*there are bird that LOOK like crows but have white bellies and wing tips; they are very pretty but apparently are magpies and attack bikers/walkers. Sometimes environmental ignorance can be really dangerous...?
*people will assume things based on your religion such as alcohol drinking/swearing. I wasn't using any profanity with this boy I just met, because it's rude to swear in front of someone when you don't know their preference where I come from. The boy patted me on the shoulder and went, "Look at you, not swearing. Good honest Catholic." I took the compliment, then explained I wasn't nearly as strictly religious as I seemed.
*"A CROW NAMED SINCLAIR": Doesn't that sound like a book title?

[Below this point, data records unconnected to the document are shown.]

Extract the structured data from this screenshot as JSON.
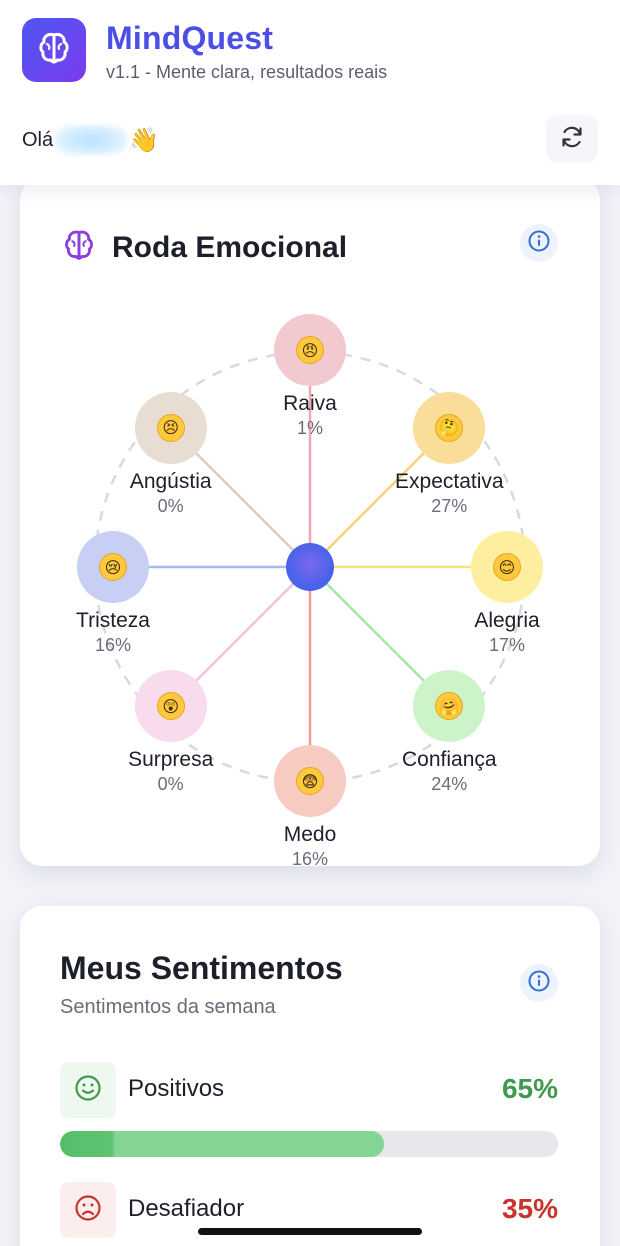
{
  "header": {
    "title": "MindQuest",
    "subtitle": "v1.1 - Mente clara, resultados reais",
    "greeting_prefix": "Olá",
    "greeting_emoji": "👋",
    "logo_icon": "brain-icon",
    "refresh_icon": "refresh-icon"
  },
  "wheel": {
    "title": "Roda Emocional",
    "title_icon": "brain-outline-icon",
    "emotions": [
      {
        "key": "raiva",
        "label": "Raiva",
        "pct": "1%",
        "emoji": "😠",
        "color": "#f2c9cf",
        "line": "#f0a7b3"
      },
      {
        "key": "expectativa",
        "label": "Expectativa",
        "pct": "27%",
        "emoji": "🤔",
        "color": "#fbdd9a",
        "line": "#f7cf78"
      },
      {
        "key": "alegria",
        "label": "Alegria",
        "pct": "17%",
        "emoji": "😊",
        "color": "#fdeea0",
        "line": "#f8e27a"
      },
      {
        "key": "confianca",
        "label": "Confiança",
        "pct": "24%",
        "emoji": "🤗",
        "color": "#cdf3c8",
        "line": "#a9e6a2"
      },
      {
        "key": "medo",
        "label": "Medo",
        "pct": "16%",
        "emoji": "😨",
        "color": "#f7cbc2",
        "line": "#ef9e96"
      },
      {
        "key": "surpresa",
        "label": "Surpresa",
        "pct": "0%",
        "emoji": "😲",
        "color": "#f9dbee",
        "line": "#f5c2dc"
      },
      {
        "key": "tristeza",
        "label": "Tristeza",
        "pct": "16%",
        "emoji": "😢",
        "color": "#c7cff5",
        "line": "#a9b7ef"
      },
      {
        "key": "angustia",
        "label": "Angústia",
        "pct": "0%",
        "emoji": "😣",
        "color": "#e8ddd3",
        "line": "#dccdbd"
      }
    ]
  },
  "feelings": {
    "title": "Meus Sentimentos",
    "subtitle": "Sentimentos da semana",
    "positive": {
      "label": "Positivos",
      "pct": "65%",
      "value": 0.65,
      "color": "#3f9a4f"
    },
    "challenging": {
      "label": "Desafiador",
      "pct": "35%",
      "value": 0.35,
      "color": "#c8342c"
    }
  },
  "colors": {
    "brand": "#4b4fe6",
    "accent_info": "#2f6fd8"
  }
}
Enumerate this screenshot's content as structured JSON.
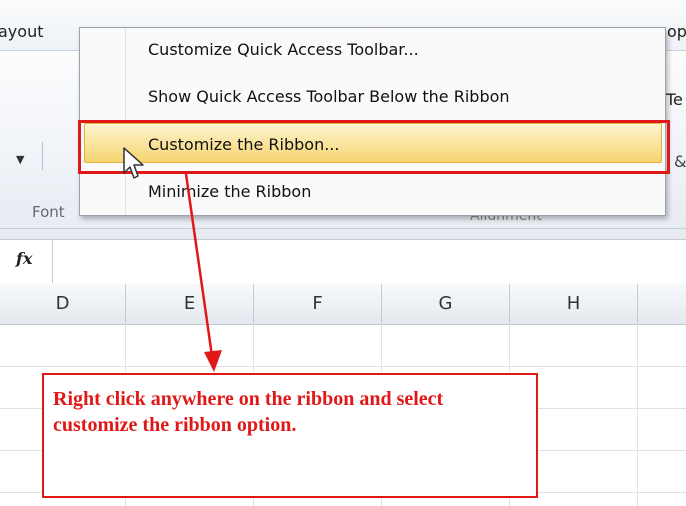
{
  "ribbon": {
    "tab_left": "ayout",
    "tab_right": "op",
    "partial_te": "Te",
    "partial_amp": "&",
    "group_font": "Font",
    "group_alignment": "Alignment"
  },
  "formula_bar": {
    "fx_label": "fx"
  },
  "columns": [
    "D",
    "E",
    "F",
    "G",
    "H"
  ],
  "context_menu": {
    "items": [
      "Customize Quick Access Toolbar...",
      "Show Quick Access Toolbar Below the Ribbon",
      "Customize the Ribbon...",
      "Minimize the Ribbon"
    ],
    "highlighted_index": 2
  },
  "annotation": {
    "text": "Right click anywhere on the ribbon and select customize the ribbon option.",
    "color": "#e01818"
  }
}
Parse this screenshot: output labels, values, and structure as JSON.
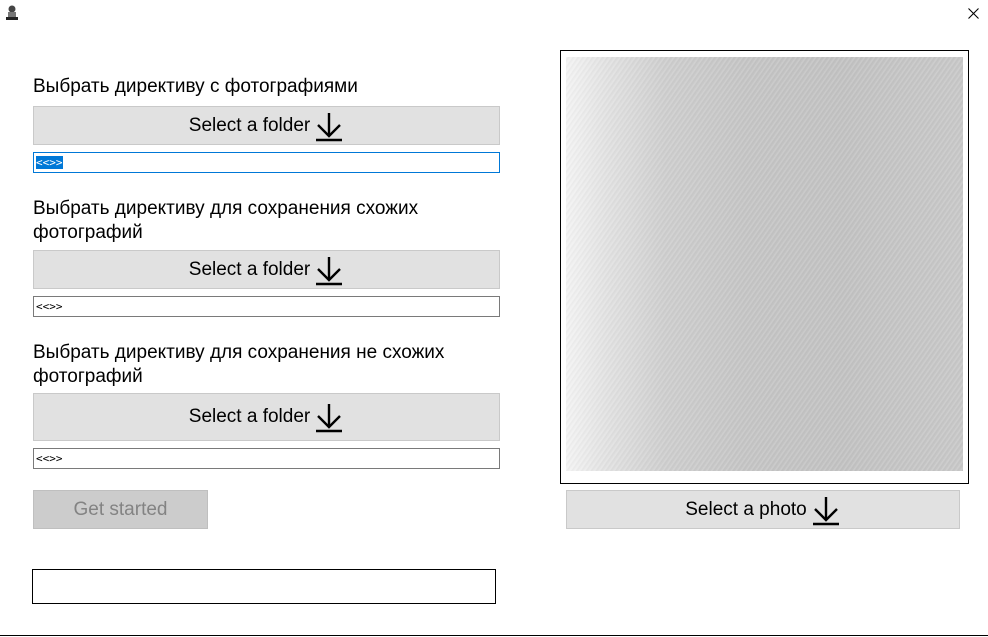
{
  "window": {
    "close_glyph": "×"
  },
  "sections": [
    {
      "label": "Выбрать директиву с фотографиями",
      "button_label": "Select a folder",
      "path_value": "<<>>"
    },
    {
      "label": "Выбрать директиву для сохранения схожих фотографий",
      "button_label": "Select a folder",
      "path_value": "<<>>"
    },
    {
      "label": "Выбрать директиву для сохранения не схожих фотографий",
      "button_label": "Select a folder",
      "path_value": "<<>>"
    }
  ],
  "start_button": {
    "label": "Get started",
    "disabled": true
  },
  "status_text": "",
  "photo_button": {
    "label": "Select a photo"
  },
  "icons": {
    "app": "app-icon",
    "close": "close-icon",
    "arrow": "arrow-down-icon"
  }
}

The girl I rode to Nottingham with worked at a zoo for five years and knew a lady who'd befriended a crow. She'd put food out for him and so he'd come right up to her every time because they have facial recognition. Just a quirky thing that would go well in a story.
DOWN STEREOTYPES: a boy I met was born in Canada, has white-blonde hair, blue eyes, pale skin and a very Brit-European accent, almost American at times, but he's lived in Hong Kong and grew up in Shanghai, China, and loves to speak Cantonese. Like, wow. That made me realize people from the other continents travel a lot easier than Americans can. Two New Zealand boys on our coach bus to the University came up through Vienna/Germany and Prague before getting to the UK. One of them warned, "No! Remember what happened in Prague!" to the other when we got dropped off at the wrong place and he started to wander off.
I still don't know what happened in Prague.*
*(It did make me think of The Avengers, though.)
*KIND-OF-TRUE STEREOTYPES: Uh, yeah, lots of British people do say "You alright/okay?" instead of "what's up" or "How are you?" which was kind of jarring because I wanted to say, "Fine, thanks!" but that doesn't make sense unless I say "I'M fine, thanks." They also say "love," "bless," "brilliant," and are generally very polite. I missed my stop on the tram and had to stand in the dark with a man fixing the ticket kiosk, and he asked if I was alright, if I was a student, where I was from, and chatted with me so I wasn't awkwardly standing by myself. And the tea section in the grocery store? HUMONGOUS. The smell of tea leaves smacked me full in the face, and it was all packaged!
Basically, it's really nice because I'M doing the adventuring for once instead of writing it...and it's almost as exciting! Luckily my edits for my contracted books won't come for a bit so I can handle the culture shock, soak up Europe and MAYBE even edit while I'm here, but we'll see. I'm sort of learning to say "yes" more and so far it's led me to seeing pretty sunsets over boating lakes and wandering outside a castle. :)
♡ Official website of Rachael Kosinski, 23.